When I visited the location was Bella’s Gelateria and Caffe, but today it is Taqueria La Placita Mexican restaurant.
“Bill Murray Stepped Here” Plaque
108 Cass St
“Watch out for that first step. It’s a doozy!” In the place where Bill Murray’s character stepped off the curb into a puddle of ice each morning you can find a plaque engraved with a footprint and the declaration: Bill Murray Stepped Here.
100 Cass St
Every morning Ned Ryerson greeted Phil and challenged his memory as to who he was. At that intersection you can find a plaque naming itself “Ned’s Corner.”
Old Man’s Alley

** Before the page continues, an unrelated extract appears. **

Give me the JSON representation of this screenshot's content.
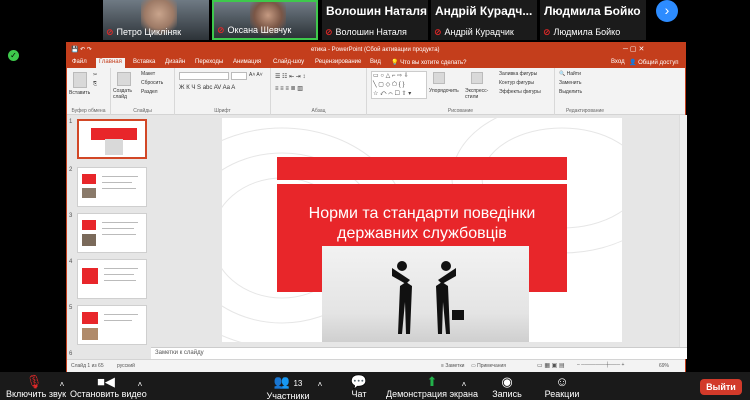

N Benton St & E Judd St
One of the most heartbreaking moments of the film is when Phil finds that the old man he had walked by and dismissed for possibly years dies later that day. He does everything to try to help him, but he can’t escape fate. A plaque that declares “Old Man Alley” marks the alley in which Phil finds the old man after he passed.
Wayne’s Lanes/Bowling Alley
109 E Church St
Early in the film, when Phil is still trying to figure out what is happening, he has a coffee and contemplates his fate with strangers at the bowling alley. The real bowling alley is Wayne’s Lanes, another of the Groundhog Day movie filming locations in Woodstock.
Piano Teacher’s House
348 S Madison St
Every day Phil visits the local piano teacher’s house to have his first ever piano lesson until he is so good he could captivate a dance hall. The piano teacher’s house is a private residence at 348 South Madison.
The Cherry Tree Inn Bed & Breakfast/Royal Victorian Manor/Cherry Street Inn
The “Cherry Street Inn,” where Bill Murray’s character went to bed every night and woke up every morning, on repeat, again, and again, was filmed at the Royal Victorian Manor in Woodstock, Illinois (now The Cherry Tree Inn Bed & Breakfast). Since painted from the white, green, and blue exterior seen in the film, you can stay there for yourself… just hope that you wake up tomorrow and not today.
Other Groundhog Day filming locations:
131 Washington St
The gas station where Phil tries to call for emergency help.
Old Courthouse Arts Center & Public House of Woodstock
101 North Johnson St
The bar where Rita and Phil get to know each other more over sweet vermouths on the rocks with a twist.
Woodstock Moose Lodge
406 Clay St
Where the ‘Groundhog Festival Banquet’ at the end of the film is held.
Groundhog Day Mural and Woodstock Willie Statue
225 Main St
Celebrate Groundhog Day in Woodstock, Illinois:
Every February 2 you can celebrate Groundhog Day where Groundhog Day was filmed. The main Woodstock Willie Groundhog Prognostication takes place early in the morning that day (usually around 7am) in the park in the town square, complete with a band and reenactment of the movie’s scene. But the entire day and days leading up to it are filled with fun activities for people of all ages too
Other activities include a Groundhog Day Story Time, a Welcoming of the Groundhog ceremony, trivia nights, movie screenings, Breakfast with Willie’s Woodland Friends, a walking tour of filming sites, and a Groundhog Day Dinner Dance at the Woodstock Moose (where the bachelor auction and dance scenes were filmed). Get details about this year’s event here.
Groundhog Day Movie Town
Location: Woodstock, Illinois
Cost: Free to see!
Hours: Always visible!
Date: November 29, 2008
Pin this Illinois roadside attraction:
Love checking out movie locations? Be sure to also visit the Christmas Story House in Cleveland, Ohio and the Ferris Bueller’s Day Off Garage in Highland Park, Illinois.
If you’re visiting the REAL Pennsylvania, be sure to check out the (totally authentic) flying saucer in Mars!